» The problem
Copy out, from the data, each line containing the string "text".

---------- Data excerpts

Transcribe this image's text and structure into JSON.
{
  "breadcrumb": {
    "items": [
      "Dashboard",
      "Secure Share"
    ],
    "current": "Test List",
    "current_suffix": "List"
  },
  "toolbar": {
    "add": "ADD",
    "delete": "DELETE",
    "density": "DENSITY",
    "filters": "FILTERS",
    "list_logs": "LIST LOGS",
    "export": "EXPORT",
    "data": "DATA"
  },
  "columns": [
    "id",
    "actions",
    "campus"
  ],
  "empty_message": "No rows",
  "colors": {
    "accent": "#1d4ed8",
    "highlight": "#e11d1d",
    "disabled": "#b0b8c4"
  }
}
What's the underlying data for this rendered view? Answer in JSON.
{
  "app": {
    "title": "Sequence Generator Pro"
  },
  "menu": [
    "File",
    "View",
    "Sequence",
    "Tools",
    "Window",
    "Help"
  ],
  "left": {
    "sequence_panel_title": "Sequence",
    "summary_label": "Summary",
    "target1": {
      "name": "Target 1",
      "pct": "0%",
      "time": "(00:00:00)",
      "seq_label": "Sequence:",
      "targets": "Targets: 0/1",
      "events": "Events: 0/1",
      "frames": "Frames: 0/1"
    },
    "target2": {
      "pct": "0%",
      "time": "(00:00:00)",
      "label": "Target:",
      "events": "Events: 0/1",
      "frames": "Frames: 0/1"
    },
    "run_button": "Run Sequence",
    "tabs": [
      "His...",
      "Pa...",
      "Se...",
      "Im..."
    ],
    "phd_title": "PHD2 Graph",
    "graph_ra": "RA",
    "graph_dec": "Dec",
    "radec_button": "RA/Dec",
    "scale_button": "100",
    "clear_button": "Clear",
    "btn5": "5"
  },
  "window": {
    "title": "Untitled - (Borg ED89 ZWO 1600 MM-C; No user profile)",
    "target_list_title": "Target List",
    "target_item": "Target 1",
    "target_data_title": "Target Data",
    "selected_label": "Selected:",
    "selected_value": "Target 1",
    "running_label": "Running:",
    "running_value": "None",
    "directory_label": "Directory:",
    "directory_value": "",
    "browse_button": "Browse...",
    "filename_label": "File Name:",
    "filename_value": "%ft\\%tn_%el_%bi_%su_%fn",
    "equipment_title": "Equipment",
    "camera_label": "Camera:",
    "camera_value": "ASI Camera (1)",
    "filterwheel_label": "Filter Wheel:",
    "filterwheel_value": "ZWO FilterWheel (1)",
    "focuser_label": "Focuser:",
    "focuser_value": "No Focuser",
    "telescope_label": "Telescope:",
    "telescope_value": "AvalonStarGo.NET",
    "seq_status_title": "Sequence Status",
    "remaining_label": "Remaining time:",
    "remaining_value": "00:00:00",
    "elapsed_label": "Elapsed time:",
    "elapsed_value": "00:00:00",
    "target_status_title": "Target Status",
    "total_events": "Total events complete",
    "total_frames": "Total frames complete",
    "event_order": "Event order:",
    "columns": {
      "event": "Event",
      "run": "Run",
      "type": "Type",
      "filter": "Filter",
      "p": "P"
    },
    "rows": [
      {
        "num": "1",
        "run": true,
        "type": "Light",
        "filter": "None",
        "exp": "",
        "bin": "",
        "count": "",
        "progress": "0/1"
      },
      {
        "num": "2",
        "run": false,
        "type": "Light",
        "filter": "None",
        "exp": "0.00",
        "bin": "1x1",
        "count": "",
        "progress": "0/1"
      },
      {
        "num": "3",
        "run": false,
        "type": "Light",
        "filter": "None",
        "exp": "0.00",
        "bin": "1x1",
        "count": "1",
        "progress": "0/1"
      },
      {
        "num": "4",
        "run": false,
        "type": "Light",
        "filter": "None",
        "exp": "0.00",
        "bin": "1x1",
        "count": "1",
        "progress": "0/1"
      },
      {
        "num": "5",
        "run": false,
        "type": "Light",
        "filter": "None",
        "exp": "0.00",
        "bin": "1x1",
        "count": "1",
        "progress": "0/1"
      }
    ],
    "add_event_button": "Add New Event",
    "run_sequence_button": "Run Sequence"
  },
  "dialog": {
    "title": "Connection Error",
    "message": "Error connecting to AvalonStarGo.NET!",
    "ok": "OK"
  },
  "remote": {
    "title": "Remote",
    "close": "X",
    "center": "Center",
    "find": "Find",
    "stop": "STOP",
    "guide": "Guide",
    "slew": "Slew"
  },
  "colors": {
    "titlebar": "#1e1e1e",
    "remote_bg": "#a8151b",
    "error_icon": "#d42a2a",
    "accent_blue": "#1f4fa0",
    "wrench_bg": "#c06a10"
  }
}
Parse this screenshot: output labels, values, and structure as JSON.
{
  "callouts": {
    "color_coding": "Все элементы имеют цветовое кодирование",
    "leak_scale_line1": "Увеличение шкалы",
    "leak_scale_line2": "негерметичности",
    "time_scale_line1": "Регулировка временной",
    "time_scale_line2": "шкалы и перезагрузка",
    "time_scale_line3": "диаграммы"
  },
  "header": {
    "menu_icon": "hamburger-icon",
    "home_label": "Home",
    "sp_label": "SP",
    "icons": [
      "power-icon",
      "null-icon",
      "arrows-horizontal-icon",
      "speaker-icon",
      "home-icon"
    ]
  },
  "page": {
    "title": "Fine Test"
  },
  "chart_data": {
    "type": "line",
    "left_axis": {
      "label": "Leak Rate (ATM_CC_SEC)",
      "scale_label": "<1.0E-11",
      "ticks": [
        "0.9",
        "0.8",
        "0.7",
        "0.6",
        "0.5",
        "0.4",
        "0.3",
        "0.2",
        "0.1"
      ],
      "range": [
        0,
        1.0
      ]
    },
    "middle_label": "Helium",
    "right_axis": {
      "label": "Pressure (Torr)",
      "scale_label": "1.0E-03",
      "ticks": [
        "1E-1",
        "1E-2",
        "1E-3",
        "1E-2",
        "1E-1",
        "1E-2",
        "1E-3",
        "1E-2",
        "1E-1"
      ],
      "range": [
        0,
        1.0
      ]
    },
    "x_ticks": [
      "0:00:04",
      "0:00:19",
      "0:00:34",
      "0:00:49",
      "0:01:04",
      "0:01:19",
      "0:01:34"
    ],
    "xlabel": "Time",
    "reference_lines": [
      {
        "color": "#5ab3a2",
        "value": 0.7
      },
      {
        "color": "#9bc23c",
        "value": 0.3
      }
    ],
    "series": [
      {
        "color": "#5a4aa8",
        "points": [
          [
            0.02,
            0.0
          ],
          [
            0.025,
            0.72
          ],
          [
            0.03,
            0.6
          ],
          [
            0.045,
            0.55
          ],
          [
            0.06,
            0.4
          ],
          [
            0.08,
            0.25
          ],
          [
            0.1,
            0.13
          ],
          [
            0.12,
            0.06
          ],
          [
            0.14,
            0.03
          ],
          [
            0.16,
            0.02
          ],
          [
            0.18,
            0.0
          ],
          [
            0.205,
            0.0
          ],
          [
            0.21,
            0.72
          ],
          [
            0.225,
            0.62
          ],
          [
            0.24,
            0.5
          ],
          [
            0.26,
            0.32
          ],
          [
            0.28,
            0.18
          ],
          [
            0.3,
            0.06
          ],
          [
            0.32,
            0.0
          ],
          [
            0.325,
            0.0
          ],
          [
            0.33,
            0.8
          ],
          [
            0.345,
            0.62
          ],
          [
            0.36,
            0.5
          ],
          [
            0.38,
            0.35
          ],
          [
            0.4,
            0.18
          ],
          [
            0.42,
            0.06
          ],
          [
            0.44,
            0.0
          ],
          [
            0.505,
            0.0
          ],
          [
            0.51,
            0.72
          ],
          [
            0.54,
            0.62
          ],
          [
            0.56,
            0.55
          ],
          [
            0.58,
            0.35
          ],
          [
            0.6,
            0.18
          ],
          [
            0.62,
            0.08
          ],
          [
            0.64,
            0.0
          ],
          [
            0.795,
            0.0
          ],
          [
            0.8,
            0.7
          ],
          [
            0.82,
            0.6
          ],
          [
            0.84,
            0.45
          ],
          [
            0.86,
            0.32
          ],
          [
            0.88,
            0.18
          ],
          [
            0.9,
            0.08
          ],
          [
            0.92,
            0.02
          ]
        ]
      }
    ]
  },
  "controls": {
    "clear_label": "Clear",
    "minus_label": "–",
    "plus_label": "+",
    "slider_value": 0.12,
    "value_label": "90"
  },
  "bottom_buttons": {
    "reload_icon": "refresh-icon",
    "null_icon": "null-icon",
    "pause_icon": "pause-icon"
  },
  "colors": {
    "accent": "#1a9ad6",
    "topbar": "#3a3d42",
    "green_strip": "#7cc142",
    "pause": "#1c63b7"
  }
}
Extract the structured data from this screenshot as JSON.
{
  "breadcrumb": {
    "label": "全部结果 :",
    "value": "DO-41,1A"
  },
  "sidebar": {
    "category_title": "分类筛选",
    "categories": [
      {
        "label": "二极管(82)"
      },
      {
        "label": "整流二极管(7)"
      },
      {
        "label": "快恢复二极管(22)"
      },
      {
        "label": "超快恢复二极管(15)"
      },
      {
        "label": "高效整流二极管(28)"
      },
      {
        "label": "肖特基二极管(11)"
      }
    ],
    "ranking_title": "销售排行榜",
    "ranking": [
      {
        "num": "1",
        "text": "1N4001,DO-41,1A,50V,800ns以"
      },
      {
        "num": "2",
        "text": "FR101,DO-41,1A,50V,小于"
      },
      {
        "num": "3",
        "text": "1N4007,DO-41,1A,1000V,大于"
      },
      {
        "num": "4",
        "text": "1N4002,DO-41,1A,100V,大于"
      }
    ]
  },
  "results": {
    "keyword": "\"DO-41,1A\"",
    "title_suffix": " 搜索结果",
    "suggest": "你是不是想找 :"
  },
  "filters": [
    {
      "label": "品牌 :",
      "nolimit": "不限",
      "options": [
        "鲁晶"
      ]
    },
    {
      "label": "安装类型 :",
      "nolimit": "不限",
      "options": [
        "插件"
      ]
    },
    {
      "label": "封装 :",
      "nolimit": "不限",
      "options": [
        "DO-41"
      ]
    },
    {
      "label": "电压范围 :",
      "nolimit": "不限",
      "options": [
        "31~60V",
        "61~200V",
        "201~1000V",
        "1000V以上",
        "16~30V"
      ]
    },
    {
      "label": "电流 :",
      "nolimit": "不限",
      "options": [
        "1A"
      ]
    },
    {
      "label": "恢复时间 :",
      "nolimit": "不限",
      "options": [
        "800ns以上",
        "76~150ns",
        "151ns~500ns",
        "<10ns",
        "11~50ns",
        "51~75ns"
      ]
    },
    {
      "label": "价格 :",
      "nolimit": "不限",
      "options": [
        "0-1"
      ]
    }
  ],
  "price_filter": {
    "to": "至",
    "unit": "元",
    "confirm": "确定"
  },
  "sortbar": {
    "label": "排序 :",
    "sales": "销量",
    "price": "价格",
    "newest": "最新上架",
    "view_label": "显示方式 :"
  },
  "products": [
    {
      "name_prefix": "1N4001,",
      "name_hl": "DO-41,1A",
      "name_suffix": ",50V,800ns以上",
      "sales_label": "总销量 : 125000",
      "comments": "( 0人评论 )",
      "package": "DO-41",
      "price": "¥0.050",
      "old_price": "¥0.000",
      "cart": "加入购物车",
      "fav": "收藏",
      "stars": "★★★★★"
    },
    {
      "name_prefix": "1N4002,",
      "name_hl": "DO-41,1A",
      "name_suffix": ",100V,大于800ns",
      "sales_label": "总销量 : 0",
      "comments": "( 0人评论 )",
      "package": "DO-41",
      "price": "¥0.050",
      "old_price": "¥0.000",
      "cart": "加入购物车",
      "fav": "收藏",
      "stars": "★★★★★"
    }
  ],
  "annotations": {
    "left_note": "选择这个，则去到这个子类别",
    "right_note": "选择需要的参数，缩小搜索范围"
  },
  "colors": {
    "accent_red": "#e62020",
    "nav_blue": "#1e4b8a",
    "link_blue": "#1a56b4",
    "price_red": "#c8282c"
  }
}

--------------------

» Output below
Transcribe this image's text and structure into JSON.
        "text": "1N4001,DO-41,1A,50V,800ns以"
        "text": "FR101,DO-41,1A,50V,小于"
        "text": "1N4007,DO-41,1A,1000V,大于"
        "text": "1N4002,DO-41,1A,100V,大于"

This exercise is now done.